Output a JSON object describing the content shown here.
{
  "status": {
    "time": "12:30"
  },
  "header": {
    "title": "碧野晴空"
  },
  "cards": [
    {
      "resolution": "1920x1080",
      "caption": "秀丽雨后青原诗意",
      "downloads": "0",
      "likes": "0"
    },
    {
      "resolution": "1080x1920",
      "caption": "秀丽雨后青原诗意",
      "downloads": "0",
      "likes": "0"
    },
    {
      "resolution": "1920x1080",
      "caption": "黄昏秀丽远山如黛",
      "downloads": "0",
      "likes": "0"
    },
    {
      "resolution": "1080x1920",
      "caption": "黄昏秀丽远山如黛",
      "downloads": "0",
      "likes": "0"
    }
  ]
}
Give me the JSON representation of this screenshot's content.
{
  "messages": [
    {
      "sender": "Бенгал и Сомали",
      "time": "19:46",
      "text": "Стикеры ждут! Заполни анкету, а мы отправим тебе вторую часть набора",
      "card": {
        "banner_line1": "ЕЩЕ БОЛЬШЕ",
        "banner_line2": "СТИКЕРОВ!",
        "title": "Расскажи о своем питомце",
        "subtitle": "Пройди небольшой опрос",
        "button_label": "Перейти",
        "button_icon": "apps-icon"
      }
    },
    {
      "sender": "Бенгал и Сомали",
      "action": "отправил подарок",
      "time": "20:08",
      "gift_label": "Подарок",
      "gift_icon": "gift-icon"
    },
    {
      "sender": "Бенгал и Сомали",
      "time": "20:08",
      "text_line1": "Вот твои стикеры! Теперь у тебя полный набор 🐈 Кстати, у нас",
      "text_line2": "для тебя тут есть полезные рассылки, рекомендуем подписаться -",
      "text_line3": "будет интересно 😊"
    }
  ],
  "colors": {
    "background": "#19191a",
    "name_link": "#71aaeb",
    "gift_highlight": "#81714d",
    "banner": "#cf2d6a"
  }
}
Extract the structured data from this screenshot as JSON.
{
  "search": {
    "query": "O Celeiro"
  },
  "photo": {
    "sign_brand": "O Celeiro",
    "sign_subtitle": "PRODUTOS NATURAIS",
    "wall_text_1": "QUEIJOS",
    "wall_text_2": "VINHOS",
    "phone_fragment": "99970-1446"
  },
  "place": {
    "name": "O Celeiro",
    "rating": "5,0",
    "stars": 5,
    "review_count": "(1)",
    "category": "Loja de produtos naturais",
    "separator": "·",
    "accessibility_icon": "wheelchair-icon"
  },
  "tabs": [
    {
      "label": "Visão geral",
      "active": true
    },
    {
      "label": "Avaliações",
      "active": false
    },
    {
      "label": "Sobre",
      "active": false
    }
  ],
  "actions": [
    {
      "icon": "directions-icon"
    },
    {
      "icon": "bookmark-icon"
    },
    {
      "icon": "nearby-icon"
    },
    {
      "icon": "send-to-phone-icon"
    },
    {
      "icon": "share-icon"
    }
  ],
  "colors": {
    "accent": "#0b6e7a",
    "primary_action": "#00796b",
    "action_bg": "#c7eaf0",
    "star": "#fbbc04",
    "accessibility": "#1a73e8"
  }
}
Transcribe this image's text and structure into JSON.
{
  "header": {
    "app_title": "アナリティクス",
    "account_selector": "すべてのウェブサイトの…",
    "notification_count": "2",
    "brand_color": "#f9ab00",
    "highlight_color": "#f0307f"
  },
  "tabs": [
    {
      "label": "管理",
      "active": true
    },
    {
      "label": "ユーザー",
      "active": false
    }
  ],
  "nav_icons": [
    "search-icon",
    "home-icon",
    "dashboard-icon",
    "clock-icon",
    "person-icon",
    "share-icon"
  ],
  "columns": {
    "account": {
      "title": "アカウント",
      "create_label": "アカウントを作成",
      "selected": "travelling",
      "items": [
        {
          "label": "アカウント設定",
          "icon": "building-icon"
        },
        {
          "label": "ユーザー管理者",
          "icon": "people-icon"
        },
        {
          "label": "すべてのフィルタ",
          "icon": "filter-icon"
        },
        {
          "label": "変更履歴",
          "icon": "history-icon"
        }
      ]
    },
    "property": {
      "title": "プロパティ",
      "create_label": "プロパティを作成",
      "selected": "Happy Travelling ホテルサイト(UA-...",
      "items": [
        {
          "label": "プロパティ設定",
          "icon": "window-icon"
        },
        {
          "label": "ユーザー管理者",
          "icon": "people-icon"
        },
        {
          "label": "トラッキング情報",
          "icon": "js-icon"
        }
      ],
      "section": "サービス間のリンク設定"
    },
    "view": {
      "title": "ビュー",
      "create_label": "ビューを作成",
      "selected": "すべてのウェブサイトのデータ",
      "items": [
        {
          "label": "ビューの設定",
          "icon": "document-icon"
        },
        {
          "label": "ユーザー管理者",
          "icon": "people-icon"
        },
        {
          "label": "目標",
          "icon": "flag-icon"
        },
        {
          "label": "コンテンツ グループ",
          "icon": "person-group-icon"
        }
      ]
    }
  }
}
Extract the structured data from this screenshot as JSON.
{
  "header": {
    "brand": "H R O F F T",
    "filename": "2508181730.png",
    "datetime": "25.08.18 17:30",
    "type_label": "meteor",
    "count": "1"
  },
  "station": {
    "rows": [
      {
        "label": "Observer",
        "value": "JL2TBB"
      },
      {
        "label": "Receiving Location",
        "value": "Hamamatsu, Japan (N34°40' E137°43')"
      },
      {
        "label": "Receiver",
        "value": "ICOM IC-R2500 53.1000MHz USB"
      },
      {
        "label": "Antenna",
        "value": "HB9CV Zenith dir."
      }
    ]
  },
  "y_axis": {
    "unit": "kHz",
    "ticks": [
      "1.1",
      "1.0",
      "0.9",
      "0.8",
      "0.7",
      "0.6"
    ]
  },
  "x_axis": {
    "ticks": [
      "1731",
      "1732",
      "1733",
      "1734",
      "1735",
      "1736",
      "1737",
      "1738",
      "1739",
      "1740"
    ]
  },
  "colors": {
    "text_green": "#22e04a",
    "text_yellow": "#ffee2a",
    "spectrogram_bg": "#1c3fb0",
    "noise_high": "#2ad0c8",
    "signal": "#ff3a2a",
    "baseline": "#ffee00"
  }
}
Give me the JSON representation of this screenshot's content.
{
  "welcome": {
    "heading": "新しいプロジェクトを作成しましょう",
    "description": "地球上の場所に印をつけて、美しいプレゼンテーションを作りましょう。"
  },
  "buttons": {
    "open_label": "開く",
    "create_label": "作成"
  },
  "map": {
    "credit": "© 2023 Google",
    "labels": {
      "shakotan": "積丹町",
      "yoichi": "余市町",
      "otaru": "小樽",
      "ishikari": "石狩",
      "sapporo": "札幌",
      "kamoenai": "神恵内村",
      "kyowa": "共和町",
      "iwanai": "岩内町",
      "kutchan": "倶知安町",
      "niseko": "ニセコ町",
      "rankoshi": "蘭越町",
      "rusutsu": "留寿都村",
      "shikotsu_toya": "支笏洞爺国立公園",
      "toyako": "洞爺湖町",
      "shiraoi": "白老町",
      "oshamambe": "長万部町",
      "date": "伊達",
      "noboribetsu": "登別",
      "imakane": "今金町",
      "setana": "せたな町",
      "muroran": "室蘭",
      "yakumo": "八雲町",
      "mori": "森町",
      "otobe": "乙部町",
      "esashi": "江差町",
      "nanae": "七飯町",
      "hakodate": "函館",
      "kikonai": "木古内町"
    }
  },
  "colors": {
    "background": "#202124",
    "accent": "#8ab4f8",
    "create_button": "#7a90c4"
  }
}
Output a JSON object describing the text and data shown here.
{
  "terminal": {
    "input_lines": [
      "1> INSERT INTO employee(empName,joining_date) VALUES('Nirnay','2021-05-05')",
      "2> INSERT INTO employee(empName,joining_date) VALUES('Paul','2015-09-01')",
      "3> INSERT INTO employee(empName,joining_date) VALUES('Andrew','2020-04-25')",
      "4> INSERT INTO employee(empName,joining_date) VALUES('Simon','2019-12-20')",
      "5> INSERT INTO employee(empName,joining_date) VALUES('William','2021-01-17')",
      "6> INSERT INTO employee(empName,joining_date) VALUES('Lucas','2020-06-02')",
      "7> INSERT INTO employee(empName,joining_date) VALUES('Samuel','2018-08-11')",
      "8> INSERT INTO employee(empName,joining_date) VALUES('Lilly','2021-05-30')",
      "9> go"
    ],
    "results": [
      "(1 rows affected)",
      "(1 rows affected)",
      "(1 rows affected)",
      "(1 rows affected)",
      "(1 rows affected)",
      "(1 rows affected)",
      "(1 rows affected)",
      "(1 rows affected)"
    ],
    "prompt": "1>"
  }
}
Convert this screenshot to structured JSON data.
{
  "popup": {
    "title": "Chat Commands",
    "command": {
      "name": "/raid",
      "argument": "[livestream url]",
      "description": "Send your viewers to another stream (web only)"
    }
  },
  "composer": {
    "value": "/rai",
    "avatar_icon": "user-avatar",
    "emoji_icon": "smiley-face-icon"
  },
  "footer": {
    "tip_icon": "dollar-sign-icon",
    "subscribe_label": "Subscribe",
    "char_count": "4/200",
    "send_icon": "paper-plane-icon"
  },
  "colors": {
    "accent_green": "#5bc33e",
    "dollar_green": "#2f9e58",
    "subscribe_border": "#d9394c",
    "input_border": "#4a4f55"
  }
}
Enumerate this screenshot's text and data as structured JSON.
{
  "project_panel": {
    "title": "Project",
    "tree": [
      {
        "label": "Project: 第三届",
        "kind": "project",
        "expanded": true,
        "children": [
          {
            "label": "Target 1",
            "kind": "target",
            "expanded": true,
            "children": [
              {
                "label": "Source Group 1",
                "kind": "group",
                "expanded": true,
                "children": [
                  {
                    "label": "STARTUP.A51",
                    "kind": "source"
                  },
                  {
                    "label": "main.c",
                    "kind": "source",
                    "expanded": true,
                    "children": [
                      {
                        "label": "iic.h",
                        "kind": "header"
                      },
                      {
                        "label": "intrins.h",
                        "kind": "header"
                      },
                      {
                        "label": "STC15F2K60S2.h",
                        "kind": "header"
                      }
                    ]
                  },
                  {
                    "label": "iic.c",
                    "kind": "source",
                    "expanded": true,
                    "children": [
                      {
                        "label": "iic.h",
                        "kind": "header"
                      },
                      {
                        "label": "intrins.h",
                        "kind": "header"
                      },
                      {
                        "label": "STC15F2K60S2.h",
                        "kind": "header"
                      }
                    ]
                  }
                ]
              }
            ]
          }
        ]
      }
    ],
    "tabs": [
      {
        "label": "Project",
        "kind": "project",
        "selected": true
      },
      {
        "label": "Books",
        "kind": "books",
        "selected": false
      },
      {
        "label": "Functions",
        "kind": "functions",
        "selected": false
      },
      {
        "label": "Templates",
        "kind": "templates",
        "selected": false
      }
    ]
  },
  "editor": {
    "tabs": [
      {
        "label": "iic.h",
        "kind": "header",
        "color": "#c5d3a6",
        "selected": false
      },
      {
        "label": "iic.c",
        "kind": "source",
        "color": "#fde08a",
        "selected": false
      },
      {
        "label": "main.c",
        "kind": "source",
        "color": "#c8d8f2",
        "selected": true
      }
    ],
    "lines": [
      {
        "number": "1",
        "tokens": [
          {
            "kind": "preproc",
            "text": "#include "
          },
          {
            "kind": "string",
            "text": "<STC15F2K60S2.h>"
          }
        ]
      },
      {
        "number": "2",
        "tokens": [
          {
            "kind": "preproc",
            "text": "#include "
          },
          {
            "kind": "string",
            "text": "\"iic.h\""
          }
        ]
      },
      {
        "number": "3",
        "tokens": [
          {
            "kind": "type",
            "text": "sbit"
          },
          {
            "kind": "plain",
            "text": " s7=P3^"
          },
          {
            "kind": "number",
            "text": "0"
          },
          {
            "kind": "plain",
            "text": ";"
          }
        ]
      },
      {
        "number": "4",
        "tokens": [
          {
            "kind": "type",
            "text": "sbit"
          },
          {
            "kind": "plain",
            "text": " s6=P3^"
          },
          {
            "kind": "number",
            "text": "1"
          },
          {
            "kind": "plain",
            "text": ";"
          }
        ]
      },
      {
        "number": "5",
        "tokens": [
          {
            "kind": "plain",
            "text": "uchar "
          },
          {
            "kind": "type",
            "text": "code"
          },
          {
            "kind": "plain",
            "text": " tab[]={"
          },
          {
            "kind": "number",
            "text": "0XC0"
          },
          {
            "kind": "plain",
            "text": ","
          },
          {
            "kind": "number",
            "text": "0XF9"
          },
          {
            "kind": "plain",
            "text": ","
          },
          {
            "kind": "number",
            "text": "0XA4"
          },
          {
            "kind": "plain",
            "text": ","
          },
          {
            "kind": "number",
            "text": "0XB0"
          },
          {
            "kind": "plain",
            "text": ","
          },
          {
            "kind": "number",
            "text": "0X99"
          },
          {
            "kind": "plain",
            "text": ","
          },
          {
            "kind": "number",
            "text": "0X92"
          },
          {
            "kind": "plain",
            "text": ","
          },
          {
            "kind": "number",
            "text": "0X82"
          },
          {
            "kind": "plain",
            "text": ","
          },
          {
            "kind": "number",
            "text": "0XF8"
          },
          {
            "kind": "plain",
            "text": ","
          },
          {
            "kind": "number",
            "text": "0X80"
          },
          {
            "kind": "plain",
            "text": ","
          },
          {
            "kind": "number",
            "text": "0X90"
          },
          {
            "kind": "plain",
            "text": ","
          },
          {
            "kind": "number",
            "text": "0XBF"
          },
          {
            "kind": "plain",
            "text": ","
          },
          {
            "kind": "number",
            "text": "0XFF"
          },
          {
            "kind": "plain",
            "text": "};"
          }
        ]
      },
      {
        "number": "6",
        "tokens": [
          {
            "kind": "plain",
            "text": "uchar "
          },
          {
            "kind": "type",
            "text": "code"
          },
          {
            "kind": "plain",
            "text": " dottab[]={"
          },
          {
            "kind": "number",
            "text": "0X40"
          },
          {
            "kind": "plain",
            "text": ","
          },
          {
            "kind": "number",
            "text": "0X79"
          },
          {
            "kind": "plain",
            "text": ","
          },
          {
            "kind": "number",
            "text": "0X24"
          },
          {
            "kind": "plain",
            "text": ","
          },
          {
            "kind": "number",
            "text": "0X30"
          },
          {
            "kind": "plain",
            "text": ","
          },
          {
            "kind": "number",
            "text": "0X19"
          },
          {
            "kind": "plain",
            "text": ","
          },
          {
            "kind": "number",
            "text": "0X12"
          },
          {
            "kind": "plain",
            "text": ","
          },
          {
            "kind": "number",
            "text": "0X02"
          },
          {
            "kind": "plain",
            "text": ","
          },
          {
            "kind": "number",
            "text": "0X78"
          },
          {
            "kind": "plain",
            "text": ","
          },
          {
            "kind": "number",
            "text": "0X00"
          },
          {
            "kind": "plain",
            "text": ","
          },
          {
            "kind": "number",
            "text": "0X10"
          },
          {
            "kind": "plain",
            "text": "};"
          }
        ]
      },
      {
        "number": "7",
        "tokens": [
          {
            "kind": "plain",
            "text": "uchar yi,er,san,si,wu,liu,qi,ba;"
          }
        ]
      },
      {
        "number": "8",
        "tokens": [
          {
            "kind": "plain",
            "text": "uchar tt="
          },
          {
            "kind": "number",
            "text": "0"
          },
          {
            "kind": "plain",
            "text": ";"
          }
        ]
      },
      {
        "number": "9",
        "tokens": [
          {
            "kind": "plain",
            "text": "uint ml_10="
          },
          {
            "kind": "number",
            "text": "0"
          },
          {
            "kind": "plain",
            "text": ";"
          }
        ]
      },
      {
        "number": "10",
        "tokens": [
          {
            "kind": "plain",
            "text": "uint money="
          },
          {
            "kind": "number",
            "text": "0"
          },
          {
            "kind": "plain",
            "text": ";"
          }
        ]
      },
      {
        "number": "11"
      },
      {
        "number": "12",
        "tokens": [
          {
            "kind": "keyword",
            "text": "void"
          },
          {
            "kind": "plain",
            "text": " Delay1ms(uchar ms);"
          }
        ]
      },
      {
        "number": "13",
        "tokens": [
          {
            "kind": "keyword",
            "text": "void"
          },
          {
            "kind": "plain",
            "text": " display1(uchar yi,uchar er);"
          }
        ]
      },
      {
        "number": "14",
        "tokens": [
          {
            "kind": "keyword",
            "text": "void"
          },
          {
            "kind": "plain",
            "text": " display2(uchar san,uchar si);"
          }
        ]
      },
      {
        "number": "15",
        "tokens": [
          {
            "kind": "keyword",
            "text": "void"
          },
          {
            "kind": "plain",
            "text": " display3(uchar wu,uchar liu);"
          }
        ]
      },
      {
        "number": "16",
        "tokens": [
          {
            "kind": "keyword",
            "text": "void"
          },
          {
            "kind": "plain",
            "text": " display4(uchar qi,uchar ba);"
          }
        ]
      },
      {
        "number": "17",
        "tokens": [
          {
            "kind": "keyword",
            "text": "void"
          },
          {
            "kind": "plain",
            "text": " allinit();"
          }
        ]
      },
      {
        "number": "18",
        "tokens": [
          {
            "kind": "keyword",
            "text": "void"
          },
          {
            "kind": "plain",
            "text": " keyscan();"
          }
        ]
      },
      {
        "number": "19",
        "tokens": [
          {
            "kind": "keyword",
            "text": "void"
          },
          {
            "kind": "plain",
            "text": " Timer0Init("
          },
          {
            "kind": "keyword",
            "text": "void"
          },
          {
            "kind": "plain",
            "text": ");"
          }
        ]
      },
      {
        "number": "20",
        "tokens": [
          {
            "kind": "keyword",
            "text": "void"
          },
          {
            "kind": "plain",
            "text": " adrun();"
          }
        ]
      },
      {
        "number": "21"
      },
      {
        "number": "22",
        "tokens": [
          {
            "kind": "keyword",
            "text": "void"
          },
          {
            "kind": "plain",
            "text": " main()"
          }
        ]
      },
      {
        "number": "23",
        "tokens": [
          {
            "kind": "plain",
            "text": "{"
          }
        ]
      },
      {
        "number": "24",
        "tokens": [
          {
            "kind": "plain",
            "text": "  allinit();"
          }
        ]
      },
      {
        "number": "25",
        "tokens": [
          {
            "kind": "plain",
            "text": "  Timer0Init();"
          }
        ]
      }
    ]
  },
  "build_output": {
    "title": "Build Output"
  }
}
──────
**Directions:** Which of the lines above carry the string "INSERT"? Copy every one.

**Task output:**
      "1> INSERT INTO employee(empName,joining_date) VALUES('Nirnay','2021-05-05')",
      "2> INSERT INTO employee(empName,joining_date) VALUES('Paul','2015-09-01')",
      "3> INSERT INTO employee(empName,joining_date) VALUES('Andrew','2020-04-25')",
      "4> INSERT INTO employee(empName,joining_date) VALUES('Simon','2019-12-20')",
      "5> INSERT INTO employee(empName,joining_date) VALUES('William','2021-01-17')",
      "6> INSERT INTO employee(empName,joining_date) VALUES('Lucas','2020-06-02')",
      "7> INSERT INTO employee(empName,joining_date) VALUES('Samuel','2018-08-11')",
      "8> INSERT INTO employee(empName,joining_date) VALUES('Lilly','2021-05-30')",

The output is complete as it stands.